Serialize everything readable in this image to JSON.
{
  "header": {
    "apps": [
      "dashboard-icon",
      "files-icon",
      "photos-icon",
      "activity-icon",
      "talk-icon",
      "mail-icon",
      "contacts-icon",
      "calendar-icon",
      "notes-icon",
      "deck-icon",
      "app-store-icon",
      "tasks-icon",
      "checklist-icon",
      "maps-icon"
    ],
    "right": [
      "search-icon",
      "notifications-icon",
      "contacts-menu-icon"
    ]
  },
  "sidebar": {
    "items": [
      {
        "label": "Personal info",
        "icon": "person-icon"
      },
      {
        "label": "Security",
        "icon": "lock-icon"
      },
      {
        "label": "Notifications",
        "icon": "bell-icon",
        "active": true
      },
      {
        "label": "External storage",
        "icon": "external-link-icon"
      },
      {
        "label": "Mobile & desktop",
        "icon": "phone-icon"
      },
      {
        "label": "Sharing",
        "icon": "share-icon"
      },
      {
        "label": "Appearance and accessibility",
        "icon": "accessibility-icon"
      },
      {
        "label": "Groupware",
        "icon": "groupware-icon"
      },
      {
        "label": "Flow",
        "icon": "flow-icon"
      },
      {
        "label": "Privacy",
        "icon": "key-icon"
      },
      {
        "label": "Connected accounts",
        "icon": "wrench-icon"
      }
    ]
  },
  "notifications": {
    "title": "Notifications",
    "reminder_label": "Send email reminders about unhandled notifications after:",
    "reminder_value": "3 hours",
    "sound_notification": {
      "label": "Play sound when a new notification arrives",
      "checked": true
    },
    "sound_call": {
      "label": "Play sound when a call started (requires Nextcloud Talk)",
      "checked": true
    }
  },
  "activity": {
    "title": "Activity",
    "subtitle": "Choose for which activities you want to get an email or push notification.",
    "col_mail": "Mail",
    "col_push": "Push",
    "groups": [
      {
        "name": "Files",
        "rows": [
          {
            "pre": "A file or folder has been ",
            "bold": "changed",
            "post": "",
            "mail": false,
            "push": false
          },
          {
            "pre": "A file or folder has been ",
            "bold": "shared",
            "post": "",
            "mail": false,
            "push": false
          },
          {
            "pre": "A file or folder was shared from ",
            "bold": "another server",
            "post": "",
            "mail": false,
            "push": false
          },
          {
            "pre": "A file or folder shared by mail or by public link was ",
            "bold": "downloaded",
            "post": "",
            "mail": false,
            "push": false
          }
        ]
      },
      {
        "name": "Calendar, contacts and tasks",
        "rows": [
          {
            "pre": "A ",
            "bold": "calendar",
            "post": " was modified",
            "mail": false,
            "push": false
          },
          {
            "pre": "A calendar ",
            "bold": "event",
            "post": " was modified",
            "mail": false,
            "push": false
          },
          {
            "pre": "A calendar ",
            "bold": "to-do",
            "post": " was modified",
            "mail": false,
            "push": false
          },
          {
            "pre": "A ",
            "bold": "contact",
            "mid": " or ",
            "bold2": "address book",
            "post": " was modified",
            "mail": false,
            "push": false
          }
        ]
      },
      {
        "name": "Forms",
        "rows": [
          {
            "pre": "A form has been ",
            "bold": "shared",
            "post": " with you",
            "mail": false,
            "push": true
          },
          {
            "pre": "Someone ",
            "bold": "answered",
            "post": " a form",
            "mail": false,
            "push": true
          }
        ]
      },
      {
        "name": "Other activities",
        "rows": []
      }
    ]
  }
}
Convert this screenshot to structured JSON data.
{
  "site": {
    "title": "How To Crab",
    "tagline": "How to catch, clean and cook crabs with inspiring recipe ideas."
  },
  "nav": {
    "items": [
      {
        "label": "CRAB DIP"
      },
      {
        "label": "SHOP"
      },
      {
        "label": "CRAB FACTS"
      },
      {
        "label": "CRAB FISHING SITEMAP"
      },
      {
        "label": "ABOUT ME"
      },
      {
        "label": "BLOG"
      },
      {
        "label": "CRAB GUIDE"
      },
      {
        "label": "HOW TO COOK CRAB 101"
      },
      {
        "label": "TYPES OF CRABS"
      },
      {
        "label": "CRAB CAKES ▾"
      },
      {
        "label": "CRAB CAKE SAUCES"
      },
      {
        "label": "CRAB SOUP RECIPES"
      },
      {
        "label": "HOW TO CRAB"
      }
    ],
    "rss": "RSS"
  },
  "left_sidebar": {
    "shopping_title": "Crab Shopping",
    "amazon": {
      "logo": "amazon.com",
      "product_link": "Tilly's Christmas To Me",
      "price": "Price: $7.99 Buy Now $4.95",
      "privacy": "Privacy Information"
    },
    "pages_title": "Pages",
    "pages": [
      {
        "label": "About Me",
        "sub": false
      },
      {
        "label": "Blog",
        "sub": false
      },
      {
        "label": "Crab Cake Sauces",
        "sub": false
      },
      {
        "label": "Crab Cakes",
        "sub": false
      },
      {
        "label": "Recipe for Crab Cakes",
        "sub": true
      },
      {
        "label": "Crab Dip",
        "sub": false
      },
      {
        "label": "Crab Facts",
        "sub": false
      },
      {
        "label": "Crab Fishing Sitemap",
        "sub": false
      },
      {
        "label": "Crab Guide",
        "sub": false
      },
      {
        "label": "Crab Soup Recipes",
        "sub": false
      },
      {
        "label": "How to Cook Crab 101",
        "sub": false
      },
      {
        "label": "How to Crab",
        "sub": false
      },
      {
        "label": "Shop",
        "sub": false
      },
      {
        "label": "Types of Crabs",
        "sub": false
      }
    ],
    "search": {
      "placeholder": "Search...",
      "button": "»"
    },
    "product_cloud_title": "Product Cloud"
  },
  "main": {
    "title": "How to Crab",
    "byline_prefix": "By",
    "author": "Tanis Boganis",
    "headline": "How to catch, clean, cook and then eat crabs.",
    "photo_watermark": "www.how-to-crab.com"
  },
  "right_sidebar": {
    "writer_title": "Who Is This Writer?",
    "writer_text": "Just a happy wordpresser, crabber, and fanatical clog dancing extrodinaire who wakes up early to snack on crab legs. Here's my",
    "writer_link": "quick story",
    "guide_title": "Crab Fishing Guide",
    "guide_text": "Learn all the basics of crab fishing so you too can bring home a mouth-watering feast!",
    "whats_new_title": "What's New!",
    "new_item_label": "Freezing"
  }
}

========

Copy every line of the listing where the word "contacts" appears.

      "contacts-icon",
      "contacts-menu-icon"
        "name": "Calendar, contacts and tasks",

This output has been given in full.